The changes to the disability rating system implemented by SB 899, particularly the adoption of the American Medical Association Guides to the Evaluation of Permanent Impairment (AMA Guides) as the basis for ratings, had a substantial impact on disability benefits for permanently disabled workers. Permanent-disability benefits in California are tied directly to the level of the disability rating, a numerical value assigned to represent the severity of disability. Ratings based on the AMA Guides were mechanically lower than those in the old California system, and adopting the AMA Guides without adjusting for the differences in levels led to sharp declines in permanent-disability benefits.
Figure 2 illustrates the effects that these reforms had on benefit levels. The two lines show the change in temporary- and permanent-disability benefits relative to their value as of the year 2000 for injuries incurred in any specific quarter. For example, a 90 in a given quarter indicates a 10-percent decline in benefits from the first quarter of 2000. Permanent-disability benefits remained fairly constant until about 2004, then fell sharply to about two-thirds of the baseline level by 2006.
To evaluate the impact that declines in disability benefits had on injured and disabled workers, the research team compared the disability benefits to earning losses. The replacement rate of lost income is the fraction of earning loss that is replaced by workers' compensation benefits. A key limitation of the data, however, is that there are few postinjury earning data for the later injuries in the sample: For workers injured in 2006, for example, there are just two years of postinjury losses to examine. To make up for this limitation, researchers used a statistical model to forecast the five-year earning losses to injured workers. This approach also allowed them to quantify how much of an effect the return-to-work gains had on earning losses.

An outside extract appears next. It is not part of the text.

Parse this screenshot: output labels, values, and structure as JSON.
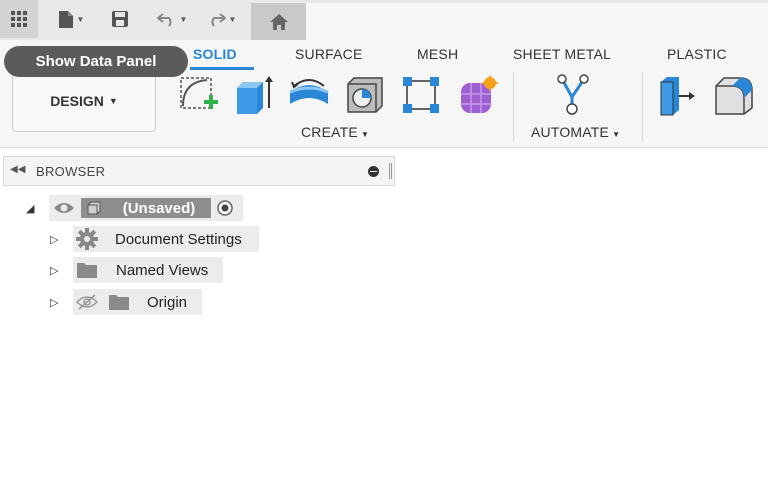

The trend since 2000, as shown in Figure 3, is that permanently disabled workers experienced a dramatic drop in replacement rates after the 2004 reforms. In other words, their benefits replaced a much smaller proportion of their lost earnings. The split in the line shows the difference that improved return to work made in that trend. The top line shows actual replacement rates that include the effect of improved return-to-work rates shown in Figure 1: By 2006, replacement accounted for just 37 percent of lost earnings, compared with about 50 percent in 2000—a decline of about 26 percent. The lower line shows what replacements would have been if return-to-work rates had not improved, showing a drop of about 6 percentage points. On average, improved return to work made the replacement rates 15 percent higher than they would have been otherwise.
Previous RAND studies have questioned the adequacy of California's permanent-disability benefits, and this study shows that they have become less adequate since the 2004 reforms. The authors recommend a number of ways in which policymakers can bring replacement rates to their prereform levels, including a benefit increase. It is worth noting that employer costs have fallen sharply since the reforms, however, so a benefit increase could sacrifice some of those savings. The authors also make a number of recommendations for improving further on return to work, including efforts to integrate occupational and nonoccupational disability management, which could improve outcomes for injured workers and save costs for employers as well.